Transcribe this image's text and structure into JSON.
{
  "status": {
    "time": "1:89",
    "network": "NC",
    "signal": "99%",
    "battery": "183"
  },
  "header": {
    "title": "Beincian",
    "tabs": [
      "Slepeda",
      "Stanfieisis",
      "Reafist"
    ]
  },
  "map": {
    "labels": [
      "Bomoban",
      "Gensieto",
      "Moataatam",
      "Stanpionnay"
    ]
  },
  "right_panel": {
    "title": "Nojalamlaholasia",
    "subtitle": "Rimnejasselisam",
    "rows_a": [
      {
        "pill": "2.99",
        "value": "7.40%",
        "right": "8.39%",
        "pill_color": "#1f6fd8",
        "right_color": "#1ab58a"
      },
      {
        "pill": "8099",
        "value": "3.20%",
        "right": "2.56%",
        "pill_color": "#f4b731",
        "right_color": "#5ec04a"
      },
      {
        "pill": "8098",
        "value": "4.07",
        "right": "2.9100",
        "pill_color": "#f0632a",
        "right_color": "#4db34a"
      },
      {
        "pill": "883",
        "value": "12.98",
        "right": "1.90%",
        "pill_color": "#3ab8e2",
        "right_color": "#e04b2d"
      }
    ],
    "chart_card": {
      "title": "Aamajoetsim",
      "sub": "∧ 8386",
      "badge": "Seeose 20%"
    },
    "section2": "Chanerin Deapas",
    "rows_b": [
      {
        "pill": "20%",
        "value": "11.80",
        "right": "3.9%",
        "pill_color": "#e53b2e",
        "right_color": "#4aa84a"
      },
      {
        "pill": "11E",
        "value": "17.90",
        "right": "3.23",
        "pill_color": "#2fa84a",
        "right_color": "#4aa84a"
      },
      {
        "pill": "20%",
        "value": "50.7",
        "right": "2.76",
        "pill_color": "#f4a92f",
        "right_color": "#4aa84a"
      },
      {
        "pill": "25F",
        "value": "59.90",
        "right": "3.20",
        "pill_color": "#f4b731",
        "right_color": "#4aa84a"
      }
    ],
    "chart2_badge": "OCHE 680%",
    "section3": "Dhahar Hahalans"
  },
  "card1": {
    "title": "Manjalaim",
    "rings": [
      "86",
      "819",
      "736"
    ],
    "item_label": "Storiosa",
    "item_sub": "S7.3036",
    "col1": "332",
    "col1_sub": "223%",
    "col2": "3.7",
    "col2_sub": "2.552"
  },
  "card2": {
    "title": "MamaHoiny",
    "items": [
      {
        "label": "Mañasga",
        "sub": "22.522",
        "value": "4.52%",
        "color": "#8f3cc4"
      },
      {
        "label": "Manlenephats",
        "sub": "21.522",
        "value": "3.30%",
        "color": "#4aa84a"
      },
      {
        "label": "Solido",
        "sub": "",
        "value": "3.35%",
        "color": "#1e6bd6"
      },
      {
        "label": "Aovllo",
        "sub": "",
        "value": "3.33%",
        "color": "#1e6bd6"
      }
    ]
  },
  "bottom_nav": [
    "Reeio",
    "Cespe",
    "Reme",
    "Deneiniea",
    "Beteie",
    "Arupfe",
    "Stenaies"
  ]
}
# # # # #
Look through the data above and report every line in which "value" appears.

**SOLVED PROBLEM:**
        "value": "7.40%",
        "value": "3.20%",
        "value": "4.07",
        "value": "12.98",
        "value": "11.80",
        "value": "17.90",
        "value": "50.7",
        "value": "59.90",
        "value": "4.52%",
        "value": "3.30%",
        "value": "3.35%",
        "value": "3.33%",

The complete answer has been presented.